• _Provided data_

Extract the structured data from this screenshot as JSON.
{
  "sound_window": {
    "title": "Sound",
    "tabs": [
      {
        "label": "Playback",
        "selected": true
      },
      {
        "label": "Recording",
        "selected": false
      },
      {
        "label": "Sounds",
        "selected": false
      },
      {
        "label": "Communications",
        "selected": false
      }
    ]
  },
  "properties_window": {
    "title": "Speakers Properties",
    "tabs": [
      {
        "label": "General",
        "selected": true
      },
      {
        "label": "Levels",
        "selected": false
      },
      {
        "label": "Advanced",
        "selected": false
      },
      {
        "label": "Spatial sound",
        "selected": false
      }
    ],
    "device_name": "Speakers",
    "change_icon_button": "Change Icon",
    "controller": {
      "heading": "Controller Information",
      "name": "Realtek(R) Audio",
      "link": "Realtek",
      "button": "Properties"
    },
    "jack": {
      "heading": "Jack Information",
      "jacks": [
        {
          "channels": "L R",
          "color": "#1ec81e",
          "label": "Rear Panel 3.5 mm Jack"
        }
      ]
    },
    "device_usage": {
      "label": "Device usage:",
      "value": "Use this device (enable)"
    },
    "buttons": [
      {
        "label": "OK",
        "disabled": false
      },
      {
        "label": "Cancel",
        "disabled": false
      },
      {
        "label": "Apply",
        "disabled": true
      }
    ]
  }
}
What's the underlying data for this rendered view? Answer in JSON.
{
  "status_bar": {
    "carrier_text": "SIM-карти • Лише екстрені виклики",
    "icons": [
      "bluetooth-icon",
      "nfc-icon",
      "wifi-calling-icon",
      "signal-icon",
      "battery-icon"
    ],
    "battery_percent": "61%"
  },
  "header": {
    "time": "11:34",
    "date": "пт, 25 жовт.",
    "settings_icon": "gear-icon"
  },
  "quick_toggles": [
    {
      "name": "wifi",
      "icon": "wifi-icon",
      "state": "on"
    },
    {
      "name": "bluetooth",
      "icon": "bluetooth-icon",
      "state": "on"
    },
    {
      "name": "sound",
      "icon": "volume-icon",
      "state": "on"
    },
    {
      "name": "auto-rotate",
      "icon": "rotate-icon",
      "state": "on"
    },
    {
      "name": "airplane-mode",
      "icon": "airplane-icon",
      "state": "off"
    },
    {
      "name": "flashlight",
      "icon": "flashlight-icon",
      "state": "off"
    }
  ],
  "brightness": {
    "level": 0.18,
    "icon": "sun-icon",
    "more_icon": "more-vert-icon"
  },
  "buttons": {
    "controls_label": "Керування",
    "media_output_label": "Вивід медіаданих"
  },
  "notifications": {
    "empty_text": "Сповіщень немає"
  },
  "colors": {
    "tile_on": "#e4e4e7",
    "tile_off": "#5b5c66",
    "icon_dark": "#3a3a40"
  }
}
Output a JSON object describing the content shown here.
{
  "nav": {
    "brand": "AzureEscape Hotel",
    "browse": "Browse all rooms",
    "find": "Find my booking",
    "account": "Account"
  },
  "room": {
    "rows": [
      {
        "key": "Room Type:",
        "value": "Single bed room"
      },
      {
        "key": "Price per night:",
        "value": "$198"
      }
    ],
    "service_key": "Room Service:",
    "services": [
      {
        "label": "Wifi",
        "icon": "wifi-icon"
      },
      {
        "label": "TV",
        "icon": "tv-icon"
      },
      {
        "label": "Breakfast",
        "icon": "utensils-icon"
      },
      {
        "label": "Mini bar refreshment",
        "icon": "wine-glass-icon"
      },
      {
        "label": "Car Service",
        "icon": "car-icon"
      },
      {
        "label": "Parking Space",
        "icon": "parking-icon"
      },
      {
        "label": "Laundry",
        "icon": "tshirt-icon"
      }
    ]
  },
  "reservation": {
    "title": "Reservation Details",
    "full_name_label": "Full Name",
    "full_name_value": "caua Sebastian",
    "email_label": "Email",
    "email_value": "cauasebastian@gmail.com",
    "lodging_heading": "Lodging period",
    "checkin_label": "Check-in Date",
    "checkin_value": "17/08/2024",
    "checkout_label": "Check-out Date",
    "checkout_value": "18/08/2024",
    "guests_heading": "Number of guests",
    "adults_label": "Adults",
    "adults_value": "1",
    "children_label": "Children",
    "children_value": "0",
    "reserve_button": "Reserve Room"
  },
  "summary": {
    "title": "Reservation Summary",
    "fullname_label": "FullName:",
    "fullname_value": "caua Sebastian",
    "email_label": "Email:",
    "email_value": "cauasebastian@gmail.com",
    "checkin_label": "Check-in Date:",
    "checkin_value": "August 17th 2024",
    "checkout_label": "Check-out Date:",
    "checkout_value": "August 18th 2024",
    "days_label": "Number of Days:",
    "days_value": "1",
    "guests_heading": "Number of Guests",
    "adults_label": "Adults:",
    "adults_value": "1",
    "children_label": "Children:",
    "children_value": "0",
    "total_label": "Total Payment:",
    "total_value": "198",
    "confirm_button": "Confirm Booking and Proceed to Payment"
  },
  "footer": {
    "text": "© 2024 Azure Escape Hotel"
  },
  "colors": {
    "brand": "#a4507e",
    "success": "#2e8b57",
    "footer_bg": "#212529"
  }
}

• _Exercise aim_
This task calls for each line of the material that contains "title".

• _Answer area_
    "title": "Sound",
    "title": "Speakers Properties",
    "title": "Reservation Details",
    "title": "Reservation Summary",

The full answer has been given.